The restrictions, which EU member states will implement immediately, will last for an initial period of 30 days and can be prolonged as needed. Exemptions are in place for long-term EU residents; family members of EU nationals; diplomats; people transporting goods; frontier workers, and essential staff that help to address the coronavirus, such as doctors or nurses. The measure will apply to almost all EU member states as well as Iceland, Liechtenstein, Norway and Switzerland.
“This is an external shock. It hits the whole world. We’ve never had that before. The enemy is a virus and now we have to do our utmost to protect our people and our economies,” von der Leyen told a press briefing in Brussels.
The Commission seeks to maintain the flow of goods across its single market to avoid shortages and a worsening of the social and economic difficulties that all European countries are already experiencing.
Member States must always admit their own citizens and residents and facilitate the transit of other EU citizens and residents that are returning home, the Commission announced. Member states will also coordinate to jointly arrange the repatriation of EU citizens where possible.
“We need to ensure passage of medicines, foodstuffs and goods, and our citizens need to travel to their home countries,” Michel said.
The measures also involve screening measures for incoming and outgoing travellers on the EU’s external borders.
EU leaders are due to hold further discussions in the coming weeks to discuss possible additional measures.

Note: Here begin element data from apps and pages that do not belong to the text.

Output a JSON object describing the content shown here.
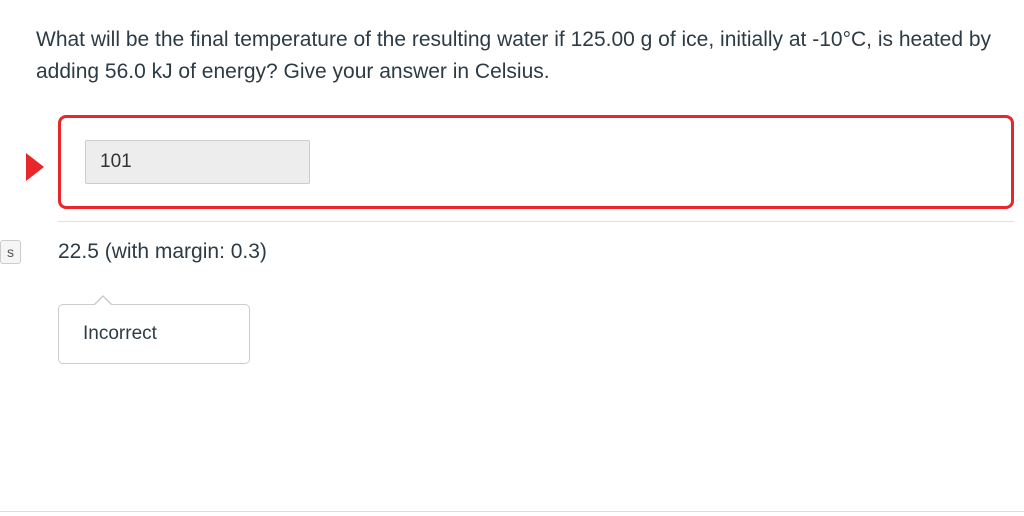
{
  "question": {
    "text": "What will be the final temperature of the resulting water if 125.00 g of ice, initially at -10°C, is heated by adding 56.0 kJ of energy? Give your answer in Celsius."
  },
  "user_answer": {
    "value": "101"
  },
  "correct_answer": {
    "text": "22.5 (with margin: 0.3)"
  },
  "feedback": {
    "text": "Incorrect"
  },
  "badge": {
    "label": "s"
  }
}
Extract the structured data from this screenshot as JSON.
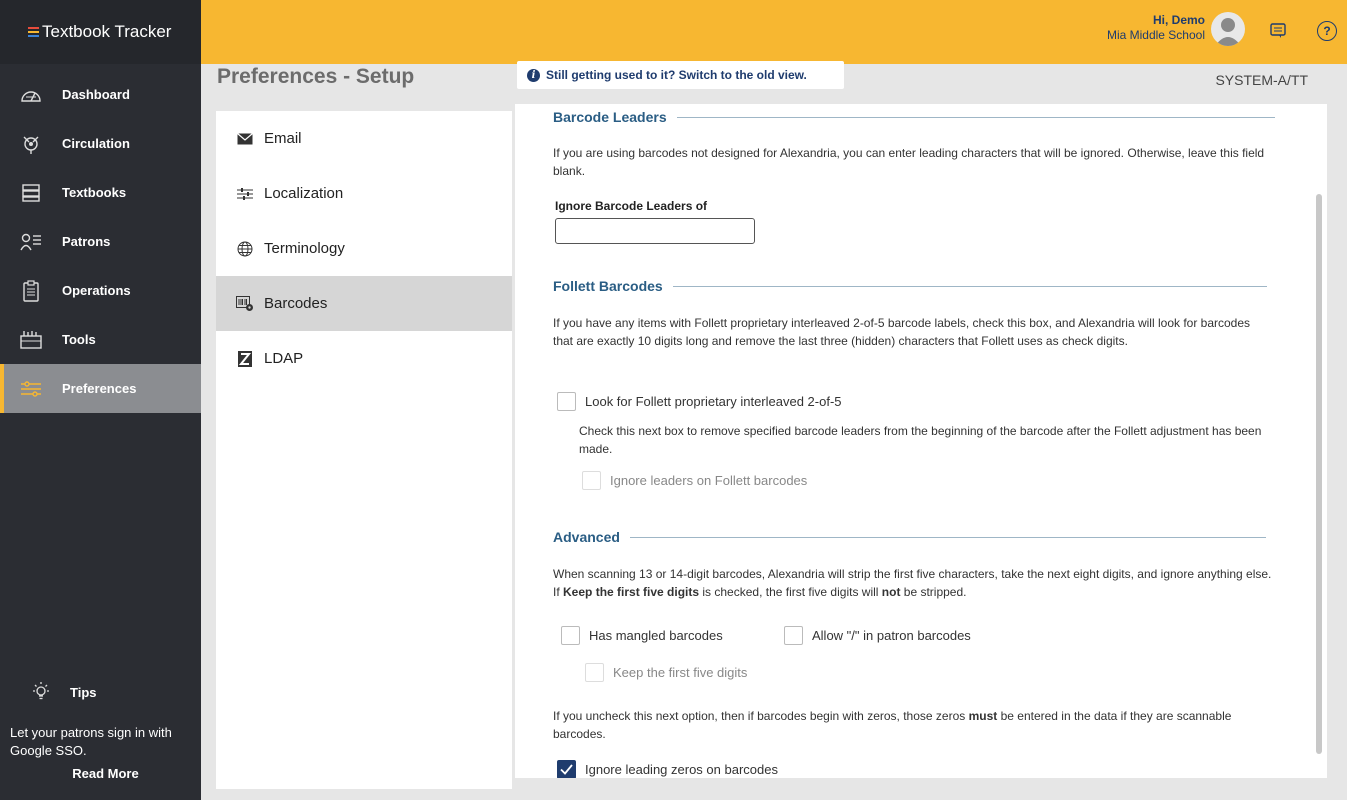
{
  "app": {
    "title": "Textbook Tracker",
    "logo_colors": [
      "#e74c3c",
      "#f7b731",
      "#3b82d6"
    ]
  },
  "sidebar": {
    "items": [
      {
        "label": "Dashboard",
        "icon": "dashboard-gauge-icon"
      },
      {
        "label": "Circulation",
        "icon": "circulation-icon"
      },
      {
        "label": "Textbooks",
        "icon": "textbooks-icon"
      },
      {
        "label": "Patrons",
        "icon": "patrons-icon"
      },
      {
        "label": "Operations",
        "icon": "operations-clipboard-icon"
      },
      {
        "label": "Tools",
        "icon": "tools-icon"
      },
      {
        "label": "Preferences",
        "icon": "preferences-sliders-icon",
        "active": true
      }
    ],
    "tips": {
      "title": "Tips",
      "text": "Let your patrons sign in with Google SSO.",
      "link": "Read More"
    }
  },
  "header": {
    "greeting": "Hi, Demo",
    "school": "Mia Middle School",
    "accent": "#f7b731",
    "help": "?"
  },
  "page": {
    "title": "Preferences - Setup",
    "old_view": "Still getting used to it? Switch to the old view.",
    "system": "SYSTEM-A/TT"
  },
  "subnav": {
    "items": [
      {
        "label": "Email",
        "icon": "envelope-icon"
      },
      {
        "label": "Localization",
        "icon": "sliders-icon"
      },
      {
        "label": "Terminology",
        "icon": "globe-icon"
      },
      {
        "label": "Barcodes",
        "icon": "barcode-gear-icon",
        "active": true
      },
      {
        "label": "LDAP",
        "icon": "ldap-icon"
      }
    ]
  },
  "content": {
    "barcode_leaders": {
      "heading": "Barcode Leaders",
      "desc": "If you are using barcodes not designed for Alexandria, you can enter leading characters that will be ignored. Otherwise, leave this field blank.",
      "field_label": "Ignore Barcode Leaders of",
      "field_value": ""
    },
    "follett": {
      "heading": "Follett Barcodes",
      "desc": "If you have any items with Follett proprietary interleaved 2-of-5 barcode labels, check this box, and Alexandria will look for barcodes that are exactly 10 digits long and remove the last three (hidden) characters that Follett uses as check digits.",
      "cb1": "Look for Follett proprietary interleaved 2-of-5",
      "sub_desc": "Check this next box to remove specified barcode leaders from the beginning of the barcode after the Follett adjustment has been made.",
      "cb2": "Ignore leaders on Follett barcodes"
    },
    "advanced": {
      "heading": "Advanced",
      "desc_a": "When scanning 13 or 14-digit barcodes, Alexandria will strip the first five characters, take the next eight digits, and ignore anything else. If ",
      "desc_b": "Keep the first five digits",
      "desc_c": " is checked, the first five digits will ",
      "desc_d": "not",
      "desc_e": " be stripped.",
      "cb_mangled": "Has mangled barcodes",
      "cb_slash": "Allow \"/\" in patron barcodes",
      "cb_keep": "Keep the first five digits",
      "zeros_a": "If you uncheck this next option, then if barcodes begin with zeros, those zeros ",
      "zeros_b": "must",
      "zeros_c": " be entered in the data if they are scannable barcodes.",
      "cb_zeros": "Ignore leading zeros on barcodes",
      "cb_zeros_checked": true
    }
  }
}
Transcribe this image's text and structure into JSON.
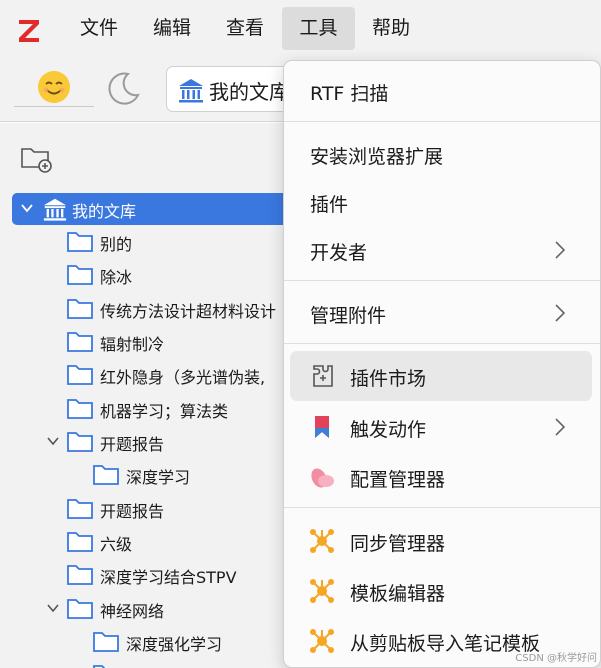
{
  "menubar": {
    "items": [
      "文件",
      "编辑",
      "查看",
      "工具",
      "帮助"
    ]
  },
  "toolbar": {
    "library_label": "我的文库"
  },
  "tree": [
    {
      "label": "我的文库",
      "type": "library",
      "expanded": true,
      "selected": true
    },
    {
      "label": "别的"
    },
    {
      "label": "除冰"
    },
    {
      "label": "传统方法设计超材料设计"
    },
    {
      "label": "辐射制冷"
    },
    {
      "label": "红外隐身（多光谱伪装,"
    },
    {
      "label": "机器学习；算法类"
    },
    {
      "label": "开题报告",
      "expanded": true
    },
    {
      "label": "深度学习"
    },
    {
      "label": "开题报告"
    },
    {
      "label": "六级"
    },
    {
      "label": "深度学习结合STPV"
    },
    {
      "label": "神经网络",
      "expanded": true
    },
    {
      "label": "深度强化学习"
    }
  ],
  "tools_menu": {
    "items": [
      {
        "label": "RTF 扫描"
      },
      {
        "label": "安装浏览器扩展"
      },
      {
        "label": "插件"
      },
      {
        "label": "开发者",
        "submenu": true
      },
      {
        "label": "管理附件",
        "submenu": true
      },
      {
        "label": "插件市场",
        "icon": "plugin-market-icon",
        "hover": true
      },
      {
        "label": "触发动作",
        "icon": "bookmark-trigger-icon",
        "submenu": true
      },
      {
        "label": "配置管理器",
        "icon": "petals-config-icon"
      },
      {
        "label": "同步管理器",
        "icon": "orange-network-icon"
      },
      {
        "label": "模板编辑器",
        "icon": "orange-network-icon"
      },
      {
        "label": "从剪贴板导入笔记模板",
        "icon": "orange-network-icon"
      }
    ]
  },
  "watermark": "CSDN @秋学好问",
  "colors": {
    "accent": "#3a78e0",
    "logo_red": "#e02b2b",
    "folder_blue": "#3a78e0",
    "network_orange": "#f5a623",
    "bookmark_red": "#e0435a",
    "petal_pink": "#f28ca0"
  }
}
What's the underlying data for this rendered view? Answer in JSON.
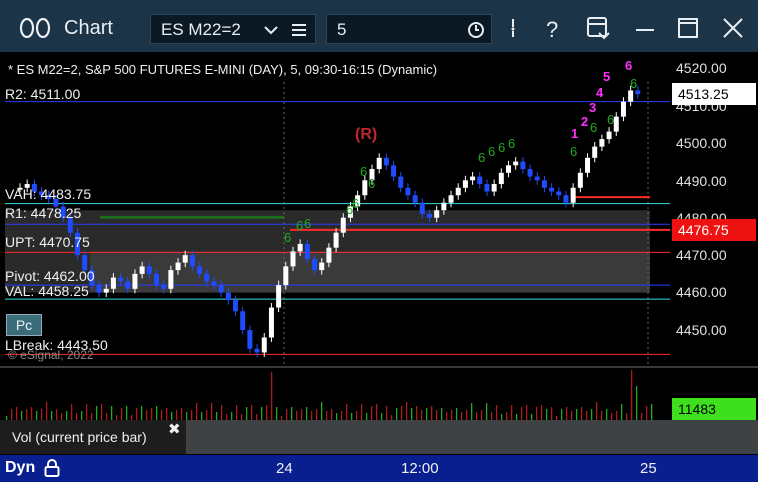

“We are ready to do everything as required. We will not hesitate to take additional measures as the situation unfolds,” von der Leyen said.